Corruption - A social disease (Part 171): Namibia at the cross roads
10 March 2021 | Columns
Namibia's average corruption rating by Transparency International (TI), i.e. all ratings added up and the sum divided by the number of years, is 4.86.
For the previous decade (2011-2020) the average is 4.95 out of 10 and for the first decade (1998-2007) the average is 4.89. The difference between the averagea of the first decade is an improvement of 0.06, which translates to 0.6%.
It can be said that this ‘improvement’ is insignificant.
Based on the average over 23 years, if Namibia has been employed at a private sector institution or was an entrepreneur, Namibia would not have been employable or not a going concern. In terms of the long-term trend, it can be deduced that Namibia is performing mediocre and at a substandard level in terms of global standards and Namibian perceptions about tackling corruption.
The mode, meaning the value that occurs the most often is 5.3. It occurs four times (in 1998, 1999, 2015 and 2018).
The value that occurs the second most is 4.5. It occurs three times (2007-2009).
The value in the middle of the 23 years, in other words the median is 4.5 (2009).
The mode and the median are more meaningful than the average because the average is an equalisation of distributed values over 23 years. If a huge difference exists between the highest and the lowest values, the average does not appropriately represent these extreme values.
A good example of this pitfall, is using the average of the Gross Domestic Product (GDP) per capita, meaning dividing everything that is produced in a country by the number of people. Namibia has been classified by the World Bank as a middle-income country. This classification does not account appropriately for our poverty challenge. At least one third of people in Namibia live in poverty.
It can be deduced that 4.5 is the value that represents statistically the status or level of corruption the most appropriately. Based on the value of 4.5/10, it can be interpreted that Namibia is perceived by Namibians in investment, academia and business (the three groups surveyed by TI) as 55% corrupt.
It is critical to mention that these perceptions are not those of foreigners that could have a limited understanding about corruption and governance in Namibia. The perceptions recorded by TI is only of Namibians.
CONTEXT AND TRENDS
When analysing TI ratings for the period 1998-2020, some corruption cases are worth mentioning to contextualise these ratings.
During 1997/1998, the National Housing Enterprise corruption scandal became public and were captured in the perceptions of the 1999 rating.
The 'darkest' year has been 2004, with a rating of 4.1 out of 10.
From 2011, the rating slowly improved, with a rating of 5.3 in 2015 and 2018.
When analysing the long-term trend, sub-trends and/or patterns can be identified.
During 1998-2002 an upward five-year sub-trend can be observed that contains the highest score ever of 5.7 during 2002.

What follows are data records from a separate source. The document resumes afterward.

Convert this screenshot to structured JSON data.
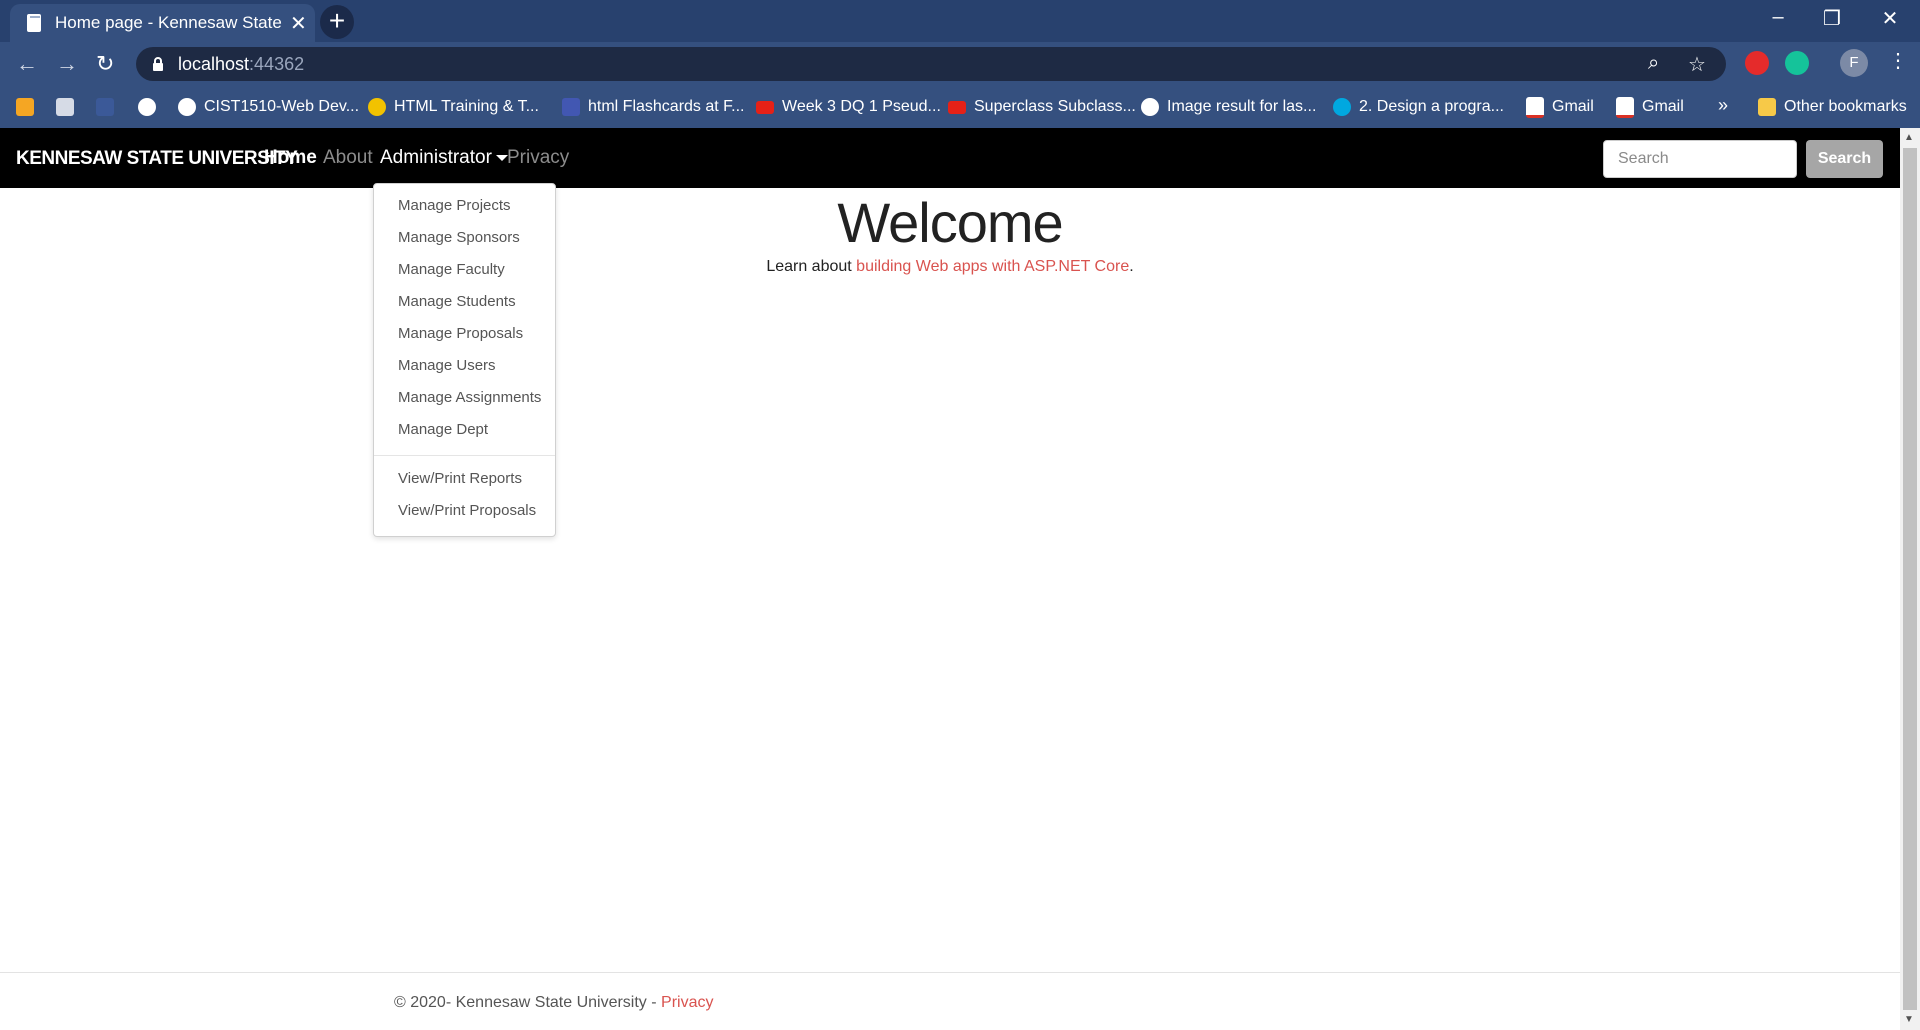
{
  "browser": {
    "tab_title": "Home page - Kennesaw State University",
    "new_tab": "+",
    "url_host": "localhost",
    "url_port": ":44362",
    "profile_initial": "F",
    "bookmarks": [
      {
        "label": "CIST1510-Web Dev...",
        "icon": "globe-icon"
      },
      {
        "label": "HTML Training & T...",
        "icon": "site-icon"
      },
      {
        "label": "html Flashcards at F...",
        "icon": "quizlet-icon"
      },
      {
        "label": "Week 3 DQ 1 Pseud...",
        "icon": "youtube-icon"
      },
      {
        "label": "Superclass Subclass...",
        "icon": "youtube-icon"
      },
      {
        "label": "Image result for las...",
        "icon": "google-icon"
      },
      {
        "label": "2. Design a progra...",
        "icon": "att-icon"
      },
      {
        "label": "Gmail",
        "icon": "gmail-icon"
      },
      {
        "label": "Gmail",
        "icon": "gmail-icon"
      }
    ],
    "bookmarks_more": "»",
    "other_bookmarks": "Other bookmarks"
  },
  "navbar": {
    "brand": "KENNESAW STATE UNIVERSITY",
    "links": {
      "home": "Home",
      "about": "About",
      "administrator": "Administrator",
      "privacy": "Privacy"
    },
    "search_placeholder": "Search",
    "search_button": "Search"
  },
  "admin_menu": {
    "items": [
      "Manage Projects",
      "Manage Sponsors",
      "Manage Faculty",
      "Manage Students",
      "Manage Proposals",
      "Manage Users",
      "Manage Assignments",
      "Manage Dept"
    ],
    "report_items": [
      "View/Print Reports",
      "View/Print Proposals"
    ]
  },
  "main": {
    "heading": "Welcome",
    "learn_prefix": "Learn about ",
    "learn_link": "building Web apps with ASP.NET Core",
    "learn_suffix": "."
  },
  "footer": {
    "copyright": "© 2020- Kennesaw State University - ",
    "privacy_link": "Privacy"
  },
  "colors": {
    "chrome_frame": "#28416e",
    "navbar_bg": "#000000",
    "link_accent": "#d9534f"
  }
}
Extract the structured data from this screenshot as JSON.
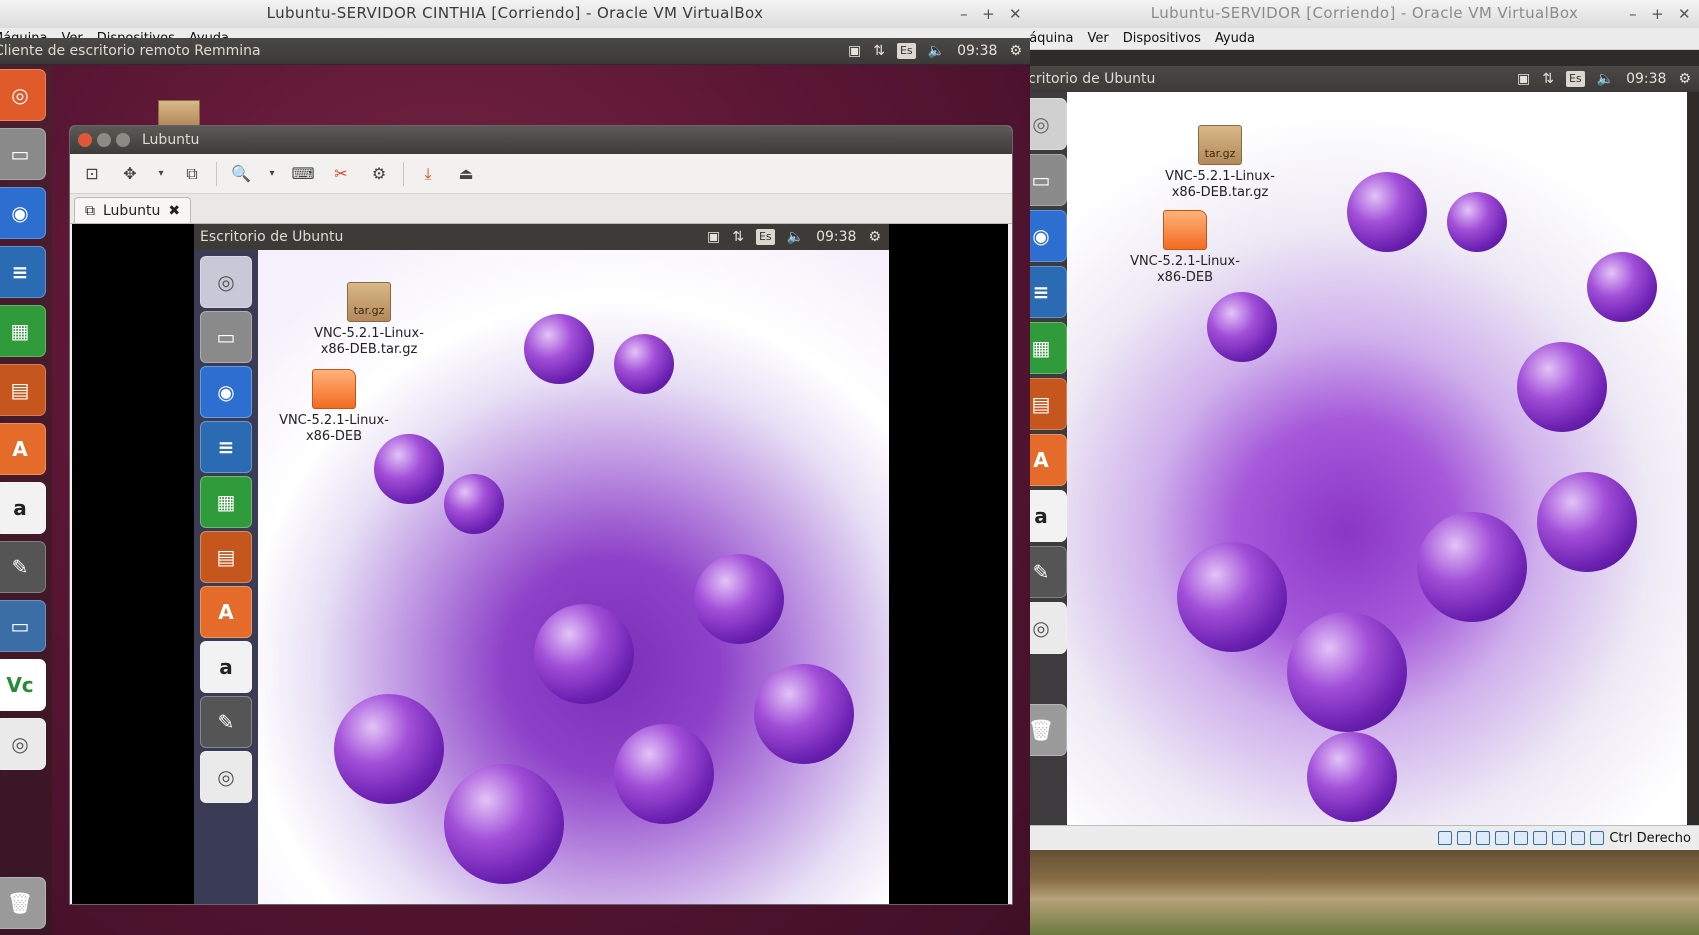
{
  "left_vm": {
    "title": "Lubuntu-SERVIDOR CINTHIA [Corriendo] - Oracle VM VirtualBox",
    "menu": [
      "Máquina",
      "Ver",
      "Dispositivos",
      "Ayuda"
    ],
    "panel_title": "Cliente de escritorio remoto Remmina",
    "indicators": {
      "lang": "Es",
      "time": "09:38"
    }
  },
  "remmina": {
    "title": "Lubuntu",
    "tab_label": "Lubuntu",
    "remote": {
      "panel_title": "Escritorio de Ubuntu",
      "indicators": {
        "lang": "Es",
        "time": "09:38"
      },
      "icons": [
        {
          "label_line1": "VNC-5.2.1-Linux-",
          "label_line2": "x86-DEB.tar.gz",
          "badge": "tar.gz"
        },
        {
          "label_line1": "VNC-5.2.1-Linux-",
          "label_line2": "x86-DEB"
        }
      ]
    }
  },
  "right_vm": {
    "title": "Lubuntu-SERVIDOR [Corriendo] - Oracle VM VirtualBox",
    "menu": [
      "Máquina",
      "Ver",
      "Dispositivos",
      "Ayuda"
    ],
    "panel_title": "Escritorio de Ubuntu",
    "indicators": {
      "lang": "Es",
      "time": "09:38"
    },
    "icons": [
      {
        "label_line1": "VNC-5.2.1-Linux-",
        "label_line2": "x86-DEB.tar.gz",
        "badge": "tar.gz"
      },
      {
        "label_line1": "VNC-5.2.1-Linux-",
        "label_line2": "x86-DEB"
      }
    ],
    "host_key": "Ctrl Derecho"
  },
  "launcher_icons": [
    "ubuntu-icon",
    "files-icon",
    "firefox-icon",
    "writer-icon",
    "calc-icon",
    "impress-icon",
    "software-center-icon",
    "amazon-icon",
    "settings-icon",
    "remmina-icon",
    "vnc-icon",
    "dvd-icon",
    "trash-icon"
  ],
  "colors": {
    "accent": "#dd4814",
    "panel": "#3c3b37",
    "aubergine": "#5a1634"
  }
}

In 2003 a huge, reduced rating of 10% from 5.7 to 4.7 can be observed. Probably the main contributor to the latter is the Social Security Commission scandal, which took Namibians by surprise.
For the period 2003-2012, after the previous upward sub-trend, a relative stable or 'depressed’ 10-year trend can be observed, ending with a rating of 4.4. The latter trend is the most dominant trend and cements the substandard performance in terms of what Namibians perceive to be a lack of major success against corruption.
What happened during this period may have laid the foundation for the current structural deterioration of our ‘weak’ public watchdogs, like the Anti-Corruption Commission (ACC), Financial Intelligence Centre (FIC) and Office of the Ombudsman, and ‘weak’ public institutions (e.g., TransNamib, Air Namibia, Roads Authority and Road Contractors Company), political abuse of power and increasing executive power over the legislative and the failure of the mass housing project, in which signs of corruption can also be detected.
The years 2013-2016/17 can be interpreted as an upward sub-trend that took off with a rating of 4.8 and debatably ended either during 2016 (5.2) or 2017 (5.1).
Another sub-trend, quite stable, started during 2017/18 and ended with the latest rating of 5.1 in 2020.
Namibia has mostly been one of the top six least corrupt African countries. However, a rating of mostly below 5 out of 10 (12 out of 18 years) since 2003, indicate Namibia is internationally mediocre, not good but not bad, just ‘hanging in there’.
A rating of 5.1 may be appropriate for Africa, however: Is it feasible to attract domestic and foreign investment?
Why investment? Namibia is experiencing the largest global and national economic contraction since 2008, a depression (more than six quarters of negative economic ‘growth’).